Every line of the entries below that mentions "читання" is to be copied out.

Element data from apps and pages:

════════════════

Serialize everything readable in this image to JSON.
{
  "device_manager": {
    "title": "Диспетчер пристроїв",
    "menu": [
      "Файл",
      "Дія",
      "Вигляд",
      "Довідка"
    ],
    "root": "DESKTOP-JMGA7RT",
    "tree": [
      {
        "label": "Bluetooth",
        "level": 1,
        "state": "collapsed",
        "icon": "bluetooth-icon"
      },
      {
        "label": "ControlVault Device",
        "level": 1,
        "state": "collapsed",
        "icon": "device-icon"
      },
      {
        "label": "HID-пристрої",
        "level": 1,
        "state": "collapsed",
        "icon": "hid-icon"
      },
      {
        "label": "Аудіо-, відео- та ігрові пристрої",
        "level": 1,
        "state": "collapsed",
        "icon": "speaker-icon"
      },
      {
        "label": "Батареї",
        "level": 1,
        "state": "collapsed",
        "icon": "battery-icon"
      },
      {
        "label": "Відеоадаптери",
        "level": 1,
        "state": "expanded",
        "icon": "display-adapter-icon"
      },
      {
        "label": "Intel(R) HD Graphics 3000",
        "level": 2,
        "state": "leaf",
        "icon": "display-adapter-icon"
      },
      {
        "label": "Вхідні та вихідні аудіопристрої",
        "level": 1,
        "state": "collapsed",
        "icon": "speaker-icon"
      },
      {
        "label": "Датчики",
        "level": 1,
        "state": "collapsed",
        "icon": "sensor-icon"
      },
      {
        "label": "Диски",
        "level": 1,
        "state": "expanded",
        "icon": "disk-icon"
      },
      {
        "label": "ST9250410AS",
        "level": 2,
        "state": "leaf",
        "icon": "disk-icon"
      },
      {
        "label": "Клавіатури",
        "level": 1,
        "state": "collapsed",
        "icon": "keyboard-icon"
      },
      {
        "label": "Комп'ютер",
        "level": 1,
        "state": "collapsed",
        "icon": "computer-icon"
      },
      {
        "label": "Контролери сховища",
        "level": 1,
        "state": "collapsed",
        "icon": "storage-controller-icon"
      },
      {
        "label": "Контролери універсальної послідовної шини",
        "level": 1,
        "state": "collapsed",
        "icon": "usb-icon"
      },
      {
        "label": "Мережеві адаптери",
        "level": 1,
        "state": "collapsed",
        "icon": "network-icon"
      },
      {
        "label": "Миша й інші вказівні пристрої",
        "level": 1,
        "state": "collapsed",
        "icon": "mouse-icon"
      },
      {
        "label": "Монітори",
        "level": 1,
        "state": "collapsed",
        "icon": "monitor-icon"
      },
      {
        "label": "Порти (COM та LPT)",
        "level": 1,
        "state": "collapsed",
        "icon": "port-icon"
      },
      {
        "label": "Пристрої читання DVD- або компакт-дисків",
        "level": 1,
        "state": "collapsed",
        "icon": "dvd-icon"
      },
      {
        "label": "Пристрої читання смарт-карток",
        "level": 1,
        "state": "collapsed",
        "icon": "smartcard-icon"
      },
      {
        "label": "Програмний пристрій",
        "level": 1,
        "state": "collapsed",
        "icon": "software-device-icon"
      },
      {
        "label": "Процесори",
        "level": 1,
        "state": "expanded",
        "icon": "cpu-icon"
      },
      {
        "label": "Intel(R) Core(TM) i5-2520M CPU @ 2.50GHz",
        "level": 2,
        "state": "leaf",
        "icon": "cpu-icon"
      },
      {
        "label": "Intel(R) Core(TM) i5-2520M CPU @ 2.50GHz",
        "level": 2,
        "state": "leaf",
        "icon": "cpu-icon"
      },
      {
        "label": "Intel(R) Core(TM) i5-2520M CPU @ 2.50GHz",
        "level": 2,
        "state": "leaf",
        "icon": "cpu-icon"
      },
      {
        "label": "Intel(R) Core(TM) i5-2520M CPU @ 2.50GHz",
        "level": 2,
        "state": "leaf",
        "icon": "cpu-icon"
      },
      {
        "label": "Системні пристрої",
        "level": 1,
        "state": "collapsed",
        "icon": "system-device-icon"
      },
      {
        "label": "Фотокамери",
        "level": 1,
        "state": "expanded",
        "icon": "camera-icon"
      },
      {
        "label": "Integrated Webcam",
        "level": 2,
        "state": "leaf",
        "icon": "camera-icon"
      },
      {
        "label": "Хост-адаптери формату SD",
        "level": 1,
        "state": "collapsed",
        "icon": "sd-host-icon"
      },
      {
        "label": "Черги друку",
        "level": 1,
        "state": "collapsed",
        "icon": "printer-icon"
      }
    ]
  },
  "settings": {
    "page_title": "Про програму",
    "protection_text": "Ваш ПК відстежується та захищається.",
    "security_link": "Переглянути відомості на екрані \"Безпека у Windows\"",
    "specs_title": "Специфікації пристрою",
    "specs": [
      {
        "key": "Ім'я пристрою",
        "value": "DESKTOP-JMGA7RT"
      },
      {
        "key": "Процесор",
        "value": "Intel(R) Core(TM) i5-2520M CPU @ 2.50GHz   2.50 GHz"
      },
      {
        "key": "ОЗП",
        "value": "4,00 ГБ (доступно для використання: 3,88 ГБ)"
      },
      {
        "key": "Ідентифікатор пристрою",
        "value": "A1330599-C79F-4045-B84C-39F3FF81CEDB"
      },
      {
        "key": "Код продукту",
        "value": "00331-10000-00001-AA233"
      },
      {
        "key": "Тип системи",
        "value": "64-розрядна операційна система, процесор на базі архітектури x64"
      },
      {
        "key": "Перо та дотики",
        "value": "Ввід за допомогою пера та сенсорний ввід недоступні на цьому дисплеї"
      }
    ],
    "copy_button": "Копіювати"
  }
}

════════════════

RESPONSE TO THE TASK:
        "label": "Пристрої читання DVD- або компакт-дисків",
        "label": "Пристрої читання смарт-карток",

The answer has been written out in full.